1st question was Premiere CS3 made by people who know nothing about editing and the simple requirements. I say this because it lacks OMF export from a premiere sequence.
Is adobe going to ever include OMF export in premiere. I want and im sure others would like it to to be able to export OMF from the sequence I am working in. It is an essential part of main stream editing especially when you need to hand over your work to a Audio production house.
I dont want to have to export and AAF then bring it into AVID which is what we have switched from and then use that to export to OMF.
Now AAF export is a pain. I dont want to export the entire project to AAF nor should I have to split the audio and Video from an video file in the timeline it should be clever enough to work it out itself. And if I do have to split the audio from video I want handles to be an option.

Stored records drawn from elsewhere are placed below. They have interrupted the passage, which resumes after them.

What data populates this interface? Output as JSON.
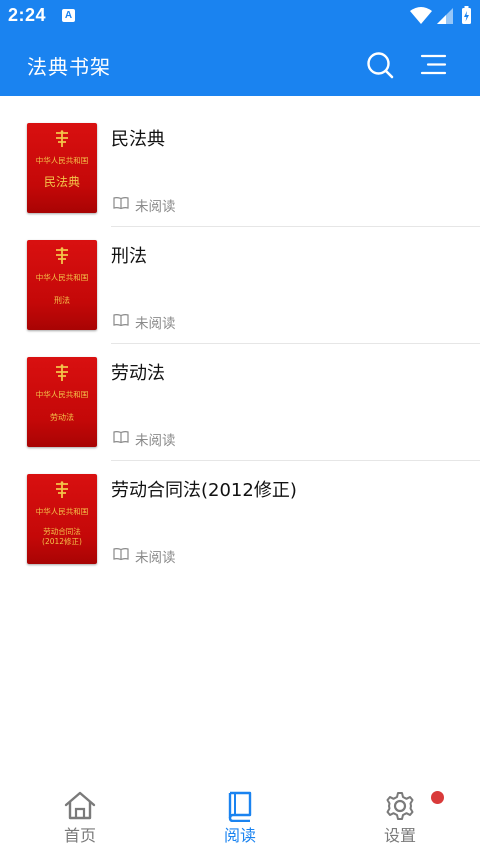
{
  "status_bar": {
    "time": "2:24",
    "notification_letter": "A"
  },
  "app_bar": {
    "title": "法典书架"
  },
  "books": [
    {
      "title": "民法典",
      "cover_country": "中华人民共和国",
      "cover_title": "民法典",
      "status": "未阅读"
    },
    {
      "title": "刑法",
      "cover_country": "中华人民共和国",
      "cover_title": "刑法",
      "status": "未阅读"
    },
    {
      "title": "劳动法",
      "cover_country": "中华人民共和国",
      "cover_title": "劳动法",
      "status": "未阅读"
    },
    {
      "title": "劳动合同法(2012修正)",
      "cover_country": "中华人民共和国",
      "cover_title": "劳动合同法\n(2012修正)",
      "status": "未阅读"
    }
  ],
  "bottom_nav": {
    "items": [
      {
        "label": "首页",
        "icon": "home-icon",
        "active": false
      },
      {
        "label": "阅读",
        "icon": "book-icon",
        "active": true
      },
      {
        "label": "设置",
        "icon": "gear-icon",
        "active": false
      }
    ]
  },
  "colors": {
    "primary": "#1a83f0",
    "cover_red": "#d91010",
    "cover_gold": "#f3c44a",
    "badge": "#d93a3a",
    "inactive": "#7a7a7a"
  }
}
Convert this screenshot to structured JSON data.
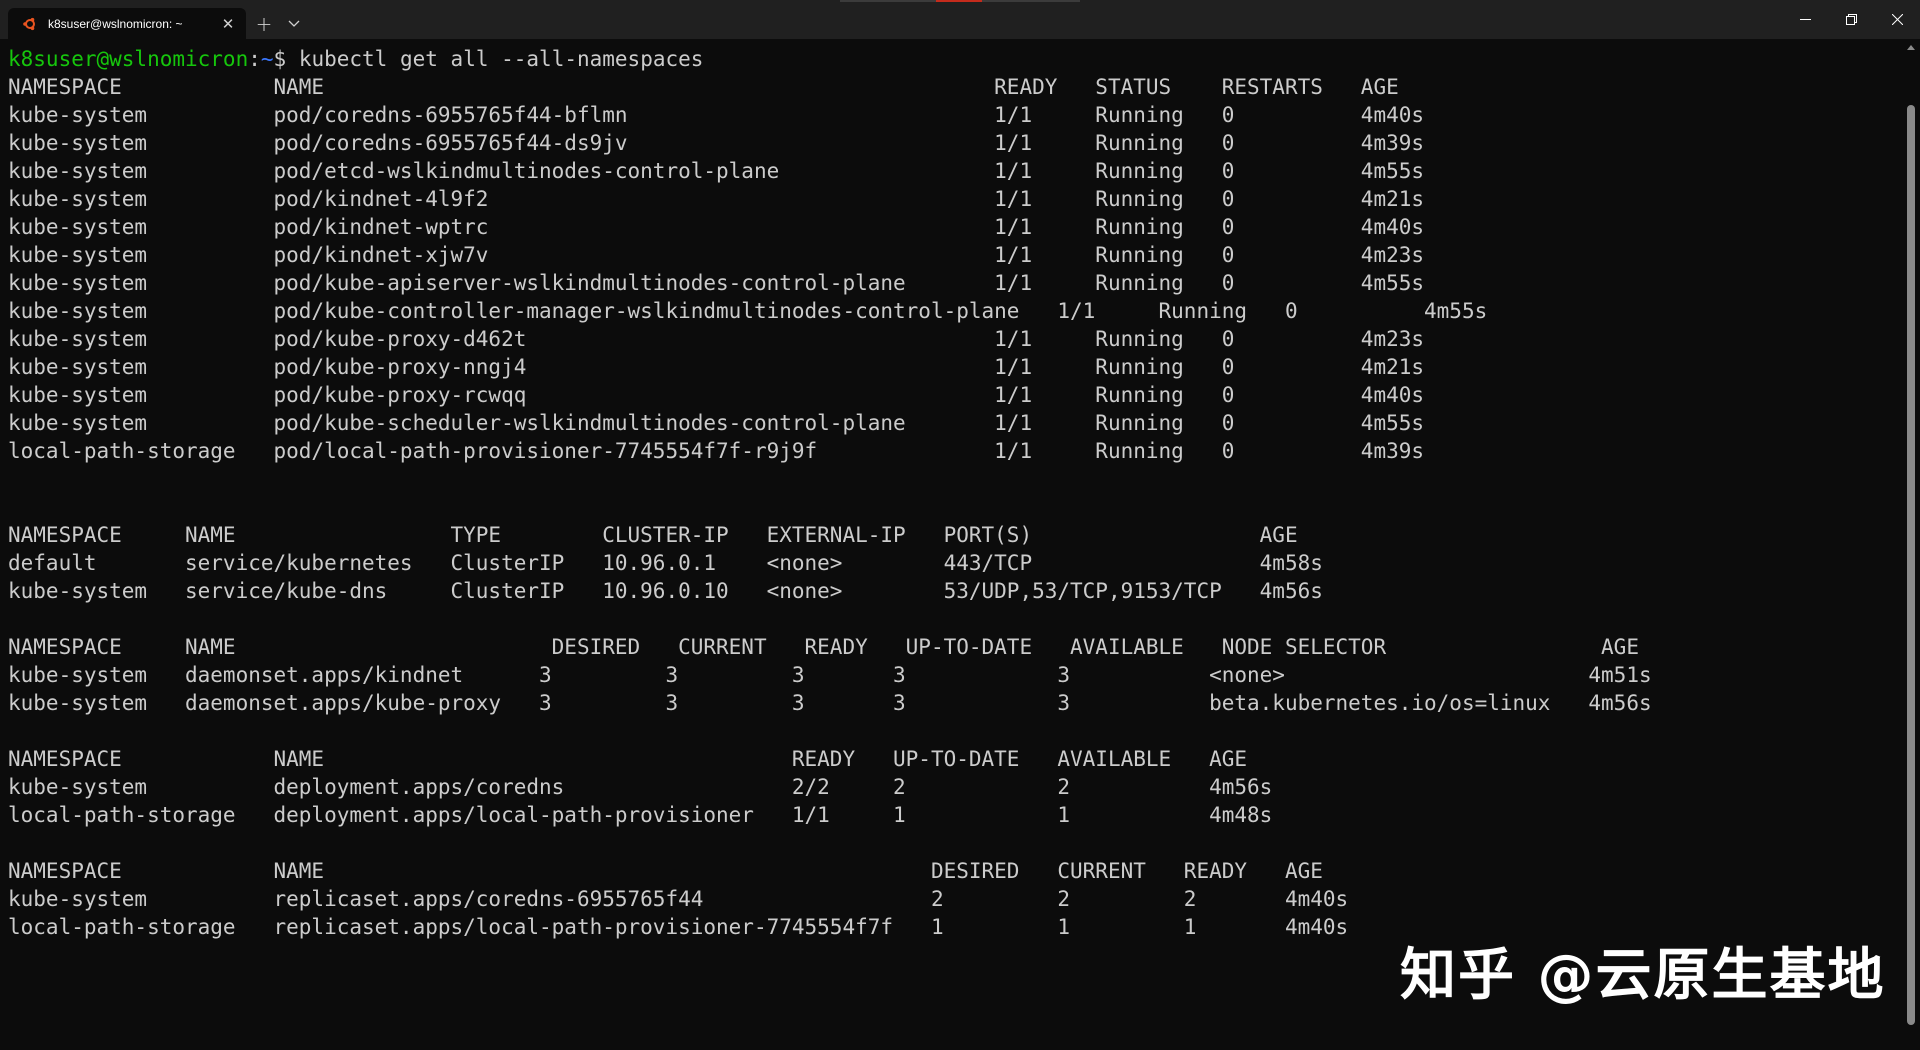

I just want to see an AAF be able to export from the sequence I am using with handles. At the moment it is very messy.
You may have read my posts in the Premiere Pro 2.0 AAF/OMF thread!
I think one of the problems is that Pro-Tools implementation of AAF seems to be a bit dodgy anyway...
Just try exporting an AAF from Premiere CS3, and open it in Sony Vegas 8 - it's PERFECT!
Now, about render/replace - video/audio splitting. I've found I don't need to do this... maybe this is cos I used Cineform Aspect HD.
I think you need to raise to Adobe (and via this forum isn't the way to do it - I really don't think they have the time to read through it!) that the AAF export needs to automatically split the audio from m2t HDV (i'm assuming this is your problem?).
Basically - for all our sanity's sake... Adobe need to include OMF support.
Currently the only way for me to get our feature film out to a professional post production audio house is to export AAF, import into Avid(!!!), then Batch Import the media, then export an OMF from Avid. This is rubbish.
How many Adobe designers/software engineers have ever made a feature film and sent their projects to Pro-Tools audio houses? None I should imagine from their implementation of audio.